* _Exercise goal_: Lines holding the word "Venta" must be located in the listing below and copied.

* _Data under study_:
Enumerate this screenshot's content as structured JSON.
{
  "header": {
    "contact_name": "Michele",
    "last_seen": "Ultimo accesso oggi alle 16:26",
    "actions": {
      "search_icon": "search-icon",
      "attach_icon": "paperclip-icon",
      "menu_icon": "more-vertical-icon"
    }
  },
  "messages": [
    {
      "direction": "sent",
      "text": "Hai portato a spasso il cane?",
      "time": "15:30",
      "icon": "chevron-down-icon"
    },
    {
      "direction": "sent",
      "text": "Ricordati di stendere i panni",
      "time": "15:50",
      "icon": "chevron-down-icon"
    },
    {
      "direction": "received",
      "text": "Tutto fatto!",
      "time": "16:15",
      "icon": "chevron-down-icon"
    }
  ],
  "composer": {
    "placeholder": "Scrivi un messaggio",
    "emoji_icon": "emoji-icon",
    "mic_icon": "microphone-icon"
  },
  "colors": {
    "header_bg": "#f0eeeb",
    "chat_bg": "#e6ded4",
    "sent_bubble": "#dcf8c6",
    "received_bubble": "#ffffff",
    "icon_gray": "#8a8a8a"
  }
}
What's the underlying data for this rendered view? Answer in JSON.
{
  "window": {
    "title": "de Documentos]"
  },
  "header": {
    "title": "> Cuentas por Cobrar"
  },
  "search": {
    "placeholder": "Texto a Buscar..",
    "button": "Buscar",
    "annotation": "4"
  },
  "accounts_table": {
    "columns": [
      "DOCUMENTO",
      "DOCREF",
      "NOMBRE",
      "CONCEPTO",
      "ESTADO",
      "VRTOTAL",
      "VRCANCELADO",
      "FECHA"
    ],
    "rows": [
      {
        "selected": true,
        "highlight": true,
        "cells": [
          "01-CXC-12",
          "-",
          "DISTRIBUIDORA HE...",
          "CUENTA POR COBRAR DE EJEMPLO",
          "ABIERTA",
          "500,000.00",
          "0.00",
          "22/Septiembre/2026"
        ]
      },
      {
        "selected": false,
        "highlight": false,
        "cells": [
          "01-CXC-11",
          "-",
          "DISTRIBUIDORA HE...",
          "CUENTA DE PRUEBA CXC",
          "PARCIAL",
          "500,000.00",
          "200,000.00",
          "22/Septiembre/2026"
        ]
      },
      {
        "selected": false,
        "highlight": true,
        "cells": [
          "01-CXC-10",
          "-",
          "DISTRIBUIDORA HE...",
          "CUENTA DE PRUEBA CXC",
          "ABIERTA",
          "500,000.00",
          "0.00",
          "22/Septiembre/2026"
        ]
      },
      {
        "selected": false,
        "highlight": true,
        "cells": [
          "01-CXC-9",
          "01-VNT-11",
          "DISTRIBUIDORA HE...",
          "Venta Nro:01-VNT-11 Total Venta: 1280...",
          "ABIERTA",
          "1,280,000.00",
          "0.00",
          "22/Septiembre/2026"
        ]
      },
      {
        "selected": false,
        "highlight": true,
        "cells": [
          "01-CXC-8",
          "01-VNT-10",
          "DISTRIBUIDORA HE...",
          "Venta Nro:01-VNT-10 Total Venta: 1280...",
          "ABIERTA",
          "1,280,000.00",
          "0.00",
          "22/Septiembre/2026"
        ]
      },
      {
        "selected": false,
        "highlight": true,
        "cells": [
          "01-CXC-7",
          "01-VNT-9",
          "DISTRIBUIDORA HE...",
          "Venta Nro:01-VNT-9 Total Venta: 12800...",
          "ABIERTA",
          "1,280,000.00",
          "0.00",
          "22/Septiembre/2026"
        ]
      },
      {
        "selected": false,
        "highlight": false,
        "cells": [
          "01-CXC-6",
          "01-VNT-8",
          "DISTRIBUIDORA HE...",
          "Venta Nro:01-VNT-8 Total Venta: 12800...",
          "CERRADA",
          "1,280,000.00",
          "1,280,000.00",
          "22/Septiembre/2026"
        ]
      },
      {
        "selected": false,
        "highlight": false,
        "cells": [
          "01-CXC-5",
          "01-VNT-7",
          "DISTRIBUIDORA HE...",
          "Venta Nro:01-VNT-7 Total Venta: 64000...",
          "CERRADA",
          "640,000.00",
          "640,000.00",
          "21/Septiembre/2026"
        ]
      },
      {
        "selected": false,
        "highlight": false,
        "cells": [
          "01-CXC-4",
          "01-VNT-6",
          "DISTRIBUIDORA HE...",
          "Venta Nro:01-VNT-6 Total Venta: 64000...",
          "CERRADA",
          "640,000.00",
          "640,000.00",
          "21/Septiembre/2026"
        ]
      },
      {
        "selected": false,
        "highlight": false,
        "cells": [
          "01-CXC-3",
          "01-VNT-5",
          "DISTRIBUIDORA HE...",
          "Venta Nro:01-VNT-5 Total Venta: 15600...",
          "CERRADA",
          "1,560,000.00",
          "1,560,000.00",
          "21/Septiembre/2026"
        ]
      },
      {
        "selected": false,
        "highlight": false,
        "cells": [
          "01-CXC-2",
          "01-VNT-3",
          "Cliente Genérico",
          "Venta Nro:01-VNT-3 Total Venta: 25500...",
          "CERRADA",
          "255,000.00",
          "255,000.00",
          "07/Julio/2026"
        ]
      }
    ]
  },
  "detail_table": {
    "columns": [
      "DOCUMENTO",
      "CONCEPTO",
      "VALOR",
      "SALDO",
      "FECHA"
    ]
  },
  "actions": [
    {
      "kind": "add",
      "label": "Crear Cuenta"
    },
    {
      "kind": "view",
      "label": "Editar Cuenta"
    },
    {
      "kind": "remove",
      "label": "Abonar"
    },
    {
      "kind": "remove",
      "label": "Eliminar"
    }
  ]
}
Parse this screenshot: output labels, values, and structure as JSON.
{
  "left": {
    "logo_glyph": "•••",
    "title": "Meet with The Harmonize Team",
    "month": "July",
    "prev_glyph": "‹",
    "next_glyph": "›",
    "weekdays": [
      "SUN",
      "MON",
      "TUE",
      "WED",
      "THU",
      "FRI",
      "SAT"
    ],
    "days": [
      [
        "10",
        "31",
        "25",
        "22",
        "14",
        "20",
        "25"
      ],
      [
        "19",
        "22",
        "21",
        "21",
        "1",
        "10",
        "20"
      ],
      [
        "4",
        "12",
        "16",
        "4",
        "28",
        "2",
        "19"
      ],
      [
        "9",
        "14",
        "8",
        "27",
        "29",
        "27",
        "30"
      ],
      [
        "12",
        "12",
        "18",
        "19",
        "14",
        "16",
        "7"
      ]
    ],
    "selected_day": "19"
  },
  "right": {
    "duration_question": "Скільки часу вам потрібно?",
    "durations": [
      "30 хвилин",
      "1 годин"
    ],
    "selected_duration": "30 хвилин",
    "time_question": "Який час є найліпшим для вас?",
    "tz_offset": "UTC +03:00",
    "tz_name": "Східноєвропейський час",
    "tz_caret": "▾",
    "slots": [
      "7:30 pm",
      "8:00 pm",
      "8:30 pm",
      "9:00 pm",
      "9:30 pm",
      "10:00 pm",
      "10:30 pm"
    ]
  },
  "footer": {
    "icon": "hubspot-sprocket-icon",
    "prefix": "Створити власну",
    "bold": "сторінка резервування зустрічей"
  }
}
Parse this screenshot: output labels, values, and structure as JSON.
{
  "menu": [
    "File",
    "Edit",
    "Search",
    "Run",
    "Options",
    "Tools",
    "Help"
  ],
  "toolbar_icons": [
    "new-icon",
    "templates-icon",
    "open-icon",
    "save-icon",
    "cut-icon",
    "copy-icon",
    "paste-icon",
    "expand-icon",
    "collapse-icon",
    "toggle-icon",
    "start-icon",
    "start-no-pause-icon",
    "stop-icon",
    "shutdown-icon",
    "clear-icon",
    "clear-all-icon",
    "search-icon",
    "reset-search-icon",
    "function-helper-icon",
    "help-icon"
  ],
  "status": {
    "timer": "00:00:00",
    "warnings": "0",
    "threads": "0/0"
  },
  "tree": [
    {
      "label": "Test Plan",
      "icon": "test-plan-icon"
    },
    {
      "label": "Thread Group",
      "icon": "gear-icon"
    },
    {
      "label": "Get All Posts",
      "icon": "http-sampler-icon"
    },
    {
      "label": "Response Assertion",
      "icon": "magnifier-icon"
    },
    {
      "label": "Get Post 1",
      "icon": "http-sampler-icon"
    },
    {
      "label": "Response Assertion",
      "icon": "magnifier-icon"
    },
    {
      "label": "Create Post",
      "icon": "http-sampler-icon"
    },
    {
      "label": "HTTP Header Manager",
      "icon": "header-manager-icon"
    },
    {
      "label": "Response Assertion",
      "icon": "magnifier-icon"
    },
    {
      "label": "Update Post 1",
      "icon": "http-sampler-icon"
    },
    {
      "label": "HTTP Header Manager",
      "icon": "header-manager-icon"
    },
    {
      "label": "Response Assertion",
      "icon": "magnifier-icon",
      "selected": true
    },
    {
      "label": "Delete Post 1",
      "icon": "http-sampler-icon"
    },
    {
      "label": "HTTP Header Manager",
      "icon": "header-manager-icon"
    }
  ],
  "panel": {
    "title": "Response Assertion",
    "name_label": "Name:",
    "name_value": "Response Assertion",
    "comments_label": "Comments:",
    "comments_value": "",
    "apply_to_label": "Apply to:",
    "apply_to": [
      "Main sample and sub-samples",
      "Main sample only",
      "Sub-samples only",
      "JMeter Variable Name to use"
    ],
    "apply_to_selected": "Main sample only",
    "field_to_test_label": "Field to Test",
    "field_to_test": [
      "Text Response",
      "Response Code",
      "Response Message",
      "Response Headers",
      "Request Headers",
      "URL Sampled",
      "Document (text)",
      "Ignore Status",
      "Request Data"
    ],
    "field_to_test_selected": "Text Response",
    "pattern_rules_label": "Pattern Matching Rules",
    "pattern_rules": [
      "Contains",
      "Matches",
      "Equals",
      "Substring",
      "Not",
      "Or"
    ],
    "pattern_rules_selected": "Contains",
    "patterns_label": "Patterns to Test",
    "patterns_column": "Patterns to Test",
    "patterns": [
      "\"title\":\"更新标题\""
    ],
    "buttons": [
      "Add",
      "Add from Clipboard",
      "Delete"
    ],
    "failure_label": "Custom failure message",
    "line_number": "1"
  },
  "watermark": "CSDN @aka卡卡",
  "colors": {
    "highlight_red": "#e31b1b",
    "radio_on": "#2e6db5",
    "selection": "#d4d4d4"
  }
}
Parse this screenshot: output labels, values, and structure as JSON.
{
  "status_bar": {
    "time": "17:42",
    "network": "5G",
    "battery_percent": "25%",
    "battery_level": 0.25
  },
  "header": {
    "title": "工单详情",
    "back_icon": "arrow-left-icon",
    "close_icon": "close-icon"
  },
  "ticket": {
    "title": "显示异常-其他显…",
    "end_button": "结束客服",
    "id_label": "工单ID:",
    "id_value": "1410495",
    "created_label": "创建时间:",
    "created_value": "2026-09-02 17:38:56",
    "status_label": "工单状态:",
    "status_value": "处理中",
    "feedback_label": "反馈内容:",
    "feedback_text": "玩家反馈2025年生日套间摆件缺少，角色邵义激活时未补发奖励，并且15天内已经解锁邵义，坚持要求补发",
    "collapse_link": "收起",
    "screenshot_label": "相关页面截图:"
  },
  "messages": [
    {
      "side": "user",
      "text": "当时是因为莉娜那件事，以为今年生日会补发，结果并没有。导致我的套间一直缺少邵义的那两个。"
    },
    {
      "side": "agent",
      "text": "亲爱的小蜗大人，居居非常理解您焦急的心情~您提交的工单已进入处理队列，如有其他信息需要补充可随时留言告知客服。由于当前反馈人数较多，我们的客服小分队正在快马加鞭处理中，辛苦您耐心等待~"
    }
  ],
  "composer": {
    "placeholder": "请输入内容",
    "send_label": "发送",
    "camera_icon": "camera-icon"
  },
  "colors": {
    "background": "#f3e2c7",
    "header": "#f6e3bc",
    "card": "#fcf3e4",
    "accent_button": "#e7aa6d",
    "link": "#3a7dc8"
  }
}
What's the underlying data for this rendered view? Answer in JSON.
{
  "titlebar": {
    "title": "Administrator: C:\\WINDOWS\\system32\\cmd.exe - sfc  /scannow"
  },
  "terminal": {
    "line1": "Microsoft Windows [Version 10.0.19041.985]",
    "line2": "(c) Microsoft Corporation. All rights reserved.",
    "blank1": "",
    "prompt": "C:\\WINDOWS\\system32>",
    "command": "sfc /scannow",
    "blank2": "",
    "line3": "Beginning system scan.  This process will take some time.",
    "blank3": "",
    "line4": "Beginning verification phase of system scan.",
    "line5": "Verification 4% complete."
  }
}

* _Reply to the exercise_:
          "Venta Nro:01-VNT-11 Total Venta: 1280...",
          "Venta Nro:01-VNT-10 Total Venta: 1280...",
          "Venta Nro:01-VNT-9 Total Venta: 12800...",
          "Venta Nro:01-VNT-8 Total Venta: 12800...",
          "Venta Nro:01-VNT-7 Total Venta: 64000...",
          "Venta Nro:01-VNT-6 Total Venta: 64000...",
          "Venta Nro:01-VNT-5 Total Venta: 15600...",
          "Venta Nro:01-VNT-3 Total Venta: 25500...",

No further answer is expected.